Number of homeless families in bed and breakfasts on rise in city

Have your say

THE number of families in temporary accommodation in Edinburgh has shot up, with more homeless people being housed in bed and breakfasts than anywhere else in Scotland.

New figures also show the Capital had the most homeless people sleeping rough and hundreds of households living under threat of eviction. And although there was a slight fall in the city’s homeless total, campaign group Shelter Scotland said Edinburgh was not doing enough to meet the legal obligation, which will come in next year, to find a home for everyone who is unintentionally homeless.

The statistics show that 750 city households, including 285 with children, were in temporary accommodation at March 31 this year, compared with 661 on the same day in 2010.

And 270 of those households were being put up in B&Bs, by far the largest number of any local authority.

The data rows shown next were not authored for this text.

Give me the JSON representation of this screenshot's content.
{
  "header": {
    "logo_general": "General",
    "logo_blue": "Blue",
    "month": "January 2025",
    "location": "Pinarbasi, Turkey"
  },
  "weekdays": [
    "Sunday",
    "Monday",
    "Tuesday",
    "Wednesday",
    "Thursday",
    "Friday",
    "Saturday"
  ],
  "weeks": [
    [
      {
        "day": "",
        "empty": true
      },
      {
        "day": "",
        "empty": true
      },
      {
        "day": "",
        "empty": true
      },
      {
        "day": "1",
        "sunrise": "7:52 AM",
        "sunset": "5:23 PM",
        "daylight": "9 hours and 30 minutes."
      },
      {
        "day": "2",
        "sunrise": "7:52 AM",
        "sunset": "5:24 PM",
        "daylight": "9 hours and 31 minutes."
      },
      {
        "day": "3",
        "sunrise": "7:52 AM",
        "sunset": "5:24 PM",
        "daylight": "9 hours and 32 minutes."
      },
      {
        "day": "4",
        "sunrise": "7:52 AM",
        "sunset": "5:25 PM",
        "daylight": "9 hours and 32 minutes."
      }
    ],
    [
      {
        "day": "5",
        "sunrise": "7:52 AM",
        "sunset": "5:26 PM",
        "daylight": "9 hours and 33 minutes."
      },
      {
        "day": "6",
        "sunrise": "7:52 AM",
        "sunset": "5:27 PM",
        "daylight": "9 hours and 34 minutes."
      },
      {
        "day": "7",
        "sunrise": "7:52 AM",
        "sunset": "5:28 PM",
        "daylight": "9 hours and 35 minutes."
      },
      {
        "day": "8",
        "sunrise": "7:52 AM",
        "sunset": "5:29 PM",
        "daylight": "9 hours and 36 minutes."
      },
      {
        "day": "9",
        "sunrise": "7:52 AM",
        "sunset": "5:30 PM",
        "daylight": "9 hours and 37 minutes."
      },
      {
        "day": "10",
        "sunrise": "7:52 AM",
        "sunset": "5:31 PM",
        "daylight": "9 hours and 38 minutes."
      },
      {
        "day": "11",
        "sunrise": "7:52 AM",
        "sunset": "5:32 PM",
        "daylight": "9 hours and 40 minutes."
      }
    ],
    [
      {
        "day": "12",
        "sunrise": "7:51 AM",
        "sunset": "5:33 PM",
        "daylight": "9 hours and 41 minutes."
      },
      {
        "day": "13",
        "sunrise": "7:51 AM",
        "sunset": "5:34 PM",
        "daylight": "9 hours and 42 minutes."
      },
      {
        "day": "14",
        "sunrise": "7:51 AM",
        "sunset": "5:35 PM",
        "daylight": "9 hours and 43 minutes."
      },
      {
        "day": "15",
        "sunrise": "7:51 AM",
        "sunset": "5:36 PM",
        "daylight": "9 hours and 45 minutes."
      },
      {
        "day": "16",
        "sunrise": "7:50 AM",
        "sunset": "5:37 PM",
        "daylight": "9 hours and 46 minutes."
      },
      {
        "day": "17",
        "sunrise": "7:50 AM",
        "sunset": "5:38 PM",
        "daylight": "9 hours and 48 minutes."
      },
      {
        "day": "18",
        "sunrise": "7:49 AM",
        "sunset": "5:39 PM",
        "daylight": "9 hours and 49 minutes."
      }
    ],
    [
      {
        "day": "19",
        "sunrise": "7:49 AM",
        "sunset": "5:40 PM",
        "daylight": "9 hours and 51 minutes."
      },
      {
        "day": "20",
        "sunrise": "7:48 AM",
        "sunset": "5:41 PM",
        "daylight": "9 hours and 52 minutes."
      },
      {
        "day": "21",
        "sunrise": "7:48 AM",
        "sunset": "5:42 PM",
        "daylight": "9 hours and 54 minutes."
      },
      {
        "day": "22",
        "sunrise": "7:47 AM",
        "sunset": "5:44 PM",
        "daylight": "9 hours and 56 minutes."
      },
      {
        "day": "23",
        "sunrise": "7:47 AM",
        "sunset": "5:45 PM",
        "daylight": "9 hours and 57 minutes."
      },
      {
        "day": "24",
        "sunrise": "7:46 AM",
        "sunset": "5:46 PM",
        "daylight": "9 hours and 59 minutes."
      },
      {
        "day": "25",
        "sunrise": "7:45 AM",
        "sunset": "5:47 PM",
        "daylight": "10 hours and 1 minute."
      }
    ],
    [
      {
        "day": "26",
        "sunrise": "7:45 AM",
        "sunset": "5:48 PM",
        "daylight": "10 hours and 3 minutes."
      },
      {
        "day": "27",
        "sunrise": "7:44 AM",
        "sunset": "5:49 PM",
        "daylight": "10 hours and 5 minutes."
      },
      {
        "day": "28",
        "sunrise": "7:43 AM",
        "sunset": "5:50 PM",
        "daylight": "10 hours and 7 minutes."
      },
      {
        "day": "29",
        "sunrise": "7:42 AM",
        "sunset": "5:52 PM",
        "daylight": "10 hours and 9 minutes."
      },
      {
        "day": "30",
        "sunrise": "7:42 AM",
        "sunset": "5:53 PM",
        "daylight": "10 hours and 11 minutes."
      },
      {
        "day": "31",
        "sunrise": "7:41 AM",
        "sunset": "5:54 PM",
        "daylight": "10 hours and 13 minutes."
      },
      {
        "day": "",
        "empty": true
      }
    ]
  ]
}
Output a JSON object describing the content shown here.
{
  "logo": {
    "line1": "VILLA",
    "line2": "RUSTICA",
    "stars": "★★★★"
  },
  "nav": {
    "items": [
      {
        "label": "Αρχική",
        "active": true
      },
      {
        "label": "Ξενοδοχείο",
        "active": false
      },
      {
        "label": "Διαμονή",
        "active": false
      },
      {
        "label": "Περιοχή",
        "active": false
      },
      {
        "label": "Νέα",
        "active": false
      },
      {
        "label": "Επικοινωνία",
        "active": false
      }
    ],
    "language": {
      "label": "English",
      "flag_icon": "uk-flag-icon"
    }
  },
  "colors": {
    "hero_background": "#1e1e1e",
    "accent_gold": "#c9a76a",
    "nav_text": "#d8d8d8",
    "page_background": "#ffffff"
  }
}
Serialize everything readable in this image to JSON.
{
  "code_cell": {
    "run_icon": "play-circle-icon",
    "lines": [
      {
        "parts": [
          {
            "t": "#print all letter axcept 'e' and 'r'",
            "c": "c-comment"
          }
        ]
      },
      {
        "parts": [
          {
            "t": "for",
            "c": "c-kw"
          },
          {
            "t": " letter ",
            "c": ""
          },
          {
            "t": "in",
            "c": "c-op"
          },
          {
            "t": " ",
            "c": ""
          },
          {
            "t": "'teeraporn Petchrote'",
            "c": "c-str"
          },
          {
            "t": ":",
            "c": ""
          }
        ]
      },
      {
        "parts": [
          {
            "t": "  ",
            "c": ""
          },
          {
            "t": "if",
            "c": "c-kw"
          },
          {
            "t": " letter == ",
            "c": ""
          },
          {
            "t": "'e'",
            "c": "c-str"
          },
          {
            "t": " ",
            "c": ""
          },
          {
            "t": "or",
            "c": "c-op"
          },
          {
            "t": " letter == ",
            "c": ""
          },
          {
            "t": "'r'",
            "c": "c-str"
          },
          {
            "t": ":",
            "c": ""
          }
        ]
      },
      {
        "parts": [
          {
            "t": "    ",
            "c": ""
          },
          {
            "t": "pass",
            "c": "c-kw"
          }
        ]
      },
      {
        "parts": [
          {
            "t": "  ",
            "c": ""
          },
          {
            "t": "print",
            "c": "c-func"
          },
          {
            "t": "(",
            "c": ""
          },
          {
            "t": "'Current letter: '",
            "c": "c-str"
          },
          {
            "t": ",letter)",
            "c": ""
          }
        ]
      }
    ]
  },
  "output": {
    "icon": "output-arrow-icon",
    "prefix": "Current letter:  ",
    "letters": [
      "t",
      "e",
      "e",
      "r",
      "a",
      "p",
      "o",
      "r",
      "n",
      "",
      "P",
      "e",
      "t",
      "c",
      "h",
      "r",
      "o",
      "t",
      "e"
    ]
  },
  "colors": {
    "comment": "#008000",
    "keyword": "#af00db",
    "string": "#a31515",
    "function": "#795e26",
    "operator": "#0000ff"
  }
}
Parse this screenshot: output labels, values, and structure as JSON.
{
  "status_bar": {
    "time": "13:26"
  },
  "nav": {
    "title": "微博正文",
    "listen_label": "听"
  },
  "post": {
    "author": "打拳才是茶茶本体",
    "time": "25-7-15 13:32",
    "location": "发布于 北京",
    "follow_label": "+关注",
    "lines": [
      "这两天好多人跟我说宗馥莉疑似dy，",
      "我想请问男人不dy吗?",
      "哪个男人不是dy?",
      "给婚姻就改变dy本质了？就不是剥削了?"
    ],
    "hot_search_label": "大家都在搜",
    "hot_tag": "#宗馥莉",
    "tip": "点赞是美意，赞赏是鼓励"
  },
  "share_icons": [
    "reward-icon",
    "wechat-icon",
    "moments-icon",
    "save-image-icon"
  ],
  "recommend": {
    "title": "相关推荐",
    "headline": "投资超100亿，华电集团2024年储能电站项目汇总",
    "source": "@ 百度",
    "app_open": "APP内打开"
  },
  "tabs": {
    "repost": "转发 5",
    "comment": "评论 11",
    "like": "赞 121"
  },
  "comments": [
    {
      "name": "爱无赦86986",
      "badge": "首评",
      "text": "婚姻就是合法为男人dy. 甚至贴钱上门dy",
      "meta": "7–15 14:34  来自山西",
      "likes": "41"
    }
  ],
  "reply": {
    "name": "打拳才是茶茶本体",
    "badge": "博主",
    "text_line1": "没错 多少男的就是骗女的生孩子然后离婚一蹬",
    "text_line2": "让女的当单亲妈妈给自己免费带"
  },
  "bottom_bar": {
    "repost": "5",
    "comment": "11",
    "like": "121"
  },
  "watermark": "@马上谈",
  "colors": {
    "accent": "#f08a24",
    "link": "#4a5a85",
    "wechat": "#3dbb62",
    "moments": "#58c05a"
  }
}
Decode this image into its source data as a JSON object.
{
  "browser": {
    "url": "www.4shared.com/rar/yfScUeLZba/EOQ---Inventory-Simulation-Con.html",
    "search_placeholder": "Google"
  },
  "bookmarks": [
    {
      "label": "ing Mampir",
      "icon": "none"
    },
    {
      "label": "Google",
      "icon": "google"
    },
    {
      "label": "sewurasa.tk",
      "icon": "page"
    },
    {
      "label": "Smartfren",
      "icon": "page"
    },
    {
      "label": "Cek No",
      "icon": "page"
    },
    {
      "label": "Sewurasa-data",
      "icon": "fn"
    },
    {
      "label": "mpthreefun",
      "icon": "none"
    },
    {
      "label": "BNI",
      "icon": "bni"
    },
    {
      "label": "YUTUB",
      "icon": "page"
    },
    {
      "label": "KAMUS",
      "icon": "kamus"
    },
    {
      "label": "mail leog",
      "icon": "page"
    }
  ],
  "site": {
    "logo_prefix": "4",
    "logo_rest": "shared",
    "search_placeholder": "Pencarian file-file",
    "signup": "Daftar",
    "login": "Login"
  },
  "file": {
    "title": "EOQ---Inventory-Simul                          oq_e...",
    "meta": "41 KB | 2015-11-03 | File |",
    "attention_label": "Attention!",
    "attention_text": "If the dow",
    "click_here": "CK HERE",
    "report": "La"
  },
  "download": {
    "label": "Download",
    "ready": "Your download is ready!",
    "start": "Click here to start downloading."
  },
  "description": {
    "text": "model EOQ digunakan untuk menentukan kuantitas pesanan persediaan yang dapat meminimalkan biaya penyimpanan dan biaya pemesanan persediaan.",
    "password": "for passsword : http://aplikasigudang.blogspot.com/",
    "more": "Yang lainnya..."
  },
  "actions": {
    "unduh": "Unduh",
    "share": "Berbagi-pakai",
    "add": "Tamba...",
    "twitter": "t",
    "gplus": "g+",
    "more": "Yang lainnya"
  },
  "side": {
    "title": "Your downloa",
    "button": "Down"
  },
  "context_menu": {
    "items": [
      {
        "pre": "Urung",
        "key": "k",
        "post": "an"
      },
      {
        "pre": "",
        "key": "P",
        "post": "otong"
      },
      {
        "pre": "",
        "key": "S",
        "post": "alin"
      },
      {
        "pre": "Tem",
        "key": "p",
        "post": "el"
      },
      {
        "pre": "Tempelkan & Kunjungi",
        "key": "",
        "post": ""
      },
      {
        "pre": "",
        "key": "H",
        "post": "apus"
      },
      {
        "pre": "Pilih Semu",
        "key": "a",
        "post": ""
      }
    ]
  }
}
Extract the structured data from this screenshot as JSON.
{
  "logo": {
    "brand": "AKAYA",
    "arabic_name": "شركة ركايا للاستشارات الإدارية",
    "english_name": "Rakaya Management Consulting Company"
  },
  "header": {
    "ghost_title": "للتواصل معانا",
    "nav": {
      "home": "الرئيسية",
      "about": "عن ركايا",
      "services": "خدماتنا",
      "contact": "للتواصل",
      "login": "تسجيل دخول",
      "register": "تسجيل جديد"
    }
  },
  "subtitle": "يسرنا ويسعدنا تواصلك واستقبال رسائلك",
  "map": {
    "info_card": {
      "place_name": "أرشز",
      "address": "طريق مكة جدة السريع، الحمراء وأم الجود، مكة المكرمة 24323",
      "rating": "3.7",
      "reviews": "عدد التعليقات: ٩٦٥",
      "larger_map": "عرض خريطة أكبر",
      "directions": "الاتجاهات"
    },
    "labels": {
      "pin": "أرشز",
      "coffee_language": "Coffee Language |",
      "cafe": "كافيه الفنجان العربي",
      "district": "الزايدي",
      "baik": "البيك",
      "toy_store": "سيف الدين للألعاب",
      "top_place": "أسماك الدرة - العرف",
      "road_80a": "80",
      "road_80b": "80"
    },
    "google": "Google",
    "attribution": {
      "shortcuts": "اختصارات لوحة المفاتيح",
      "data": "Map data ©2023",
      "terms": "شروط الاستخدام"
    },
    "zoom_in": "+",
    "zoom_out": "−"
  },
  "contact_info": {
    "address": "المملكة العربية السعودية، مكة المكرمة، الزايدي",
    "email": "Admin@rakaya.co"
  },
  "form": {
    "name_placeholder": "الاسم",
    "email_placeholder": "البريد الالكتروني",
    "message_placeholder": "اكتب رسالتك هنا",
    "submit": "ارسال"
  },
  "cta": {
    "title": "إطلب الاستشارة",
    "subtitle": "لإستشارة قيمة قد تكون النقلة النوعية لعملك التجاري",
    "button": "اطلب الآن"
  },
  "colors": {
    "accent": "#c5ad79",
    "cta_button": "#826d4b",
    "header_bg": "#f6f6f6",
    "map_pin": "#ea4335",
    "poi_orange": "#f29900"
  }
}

Edinburgh also had the highest incidence of rough sleeping with 512 people saying they had slept rough the night before they applied for help – 11 per cent of all applicants, compared with under four per cent in Glasgow.

Homeless applications in Edinburgh fell from 4645 in 2009-10 to 4531 in 2010-11. And of these, 3748 – or 82.7 per cent of the total – were accepted as “priority” and therefore legally entitled to accommodation.

Graeme Brown, director of Shelter Scotland, said: “Edinburgh City Council has failed to maintain progress as it works towards the 2012 homelessness commitment.

“We know times are tough and local authorities are under increasing pressure, but meeting the 2012 commitment is not a choice, it’s a legislative requirement that cannot be shirked.

“With just over a year to go until December 31, 2012, those councils who are failing to deliver need to take urgent action or Scottish Ministers should intervene.”

Shelter Scotland’s head of policy, Gordon MacRae, said it was inevitable that increased rights for homeless people meant more households finding themselves in temporary accommodation. But he said: “There is a chronic shortage of both temporary and permanent affordable housing.

“Bed and breakfast has a role to play in emergency situations but it is expensive for taxpayers and not good for tenants trying to rebuild their lives.”

A council spokesman said: “The council and its partners are increasingly focused on preventing homelessness and despite having an acute shortage of affordable housing, Edinburgh has fewer households in temporary accommodation than most other Scottish local authorities. Only 0.34 per cent of households in Edinburgh are in temporary accommodation compared to 0.47 per cent in the rest of the country.

“Quarterly statistics are misleading and vary from quarter to quarter and it is confusing to draw any conclusion from comparing just two unrelated figures. The number of homeless people reporting that they have slept rough has halved since their high point in 2003-04.”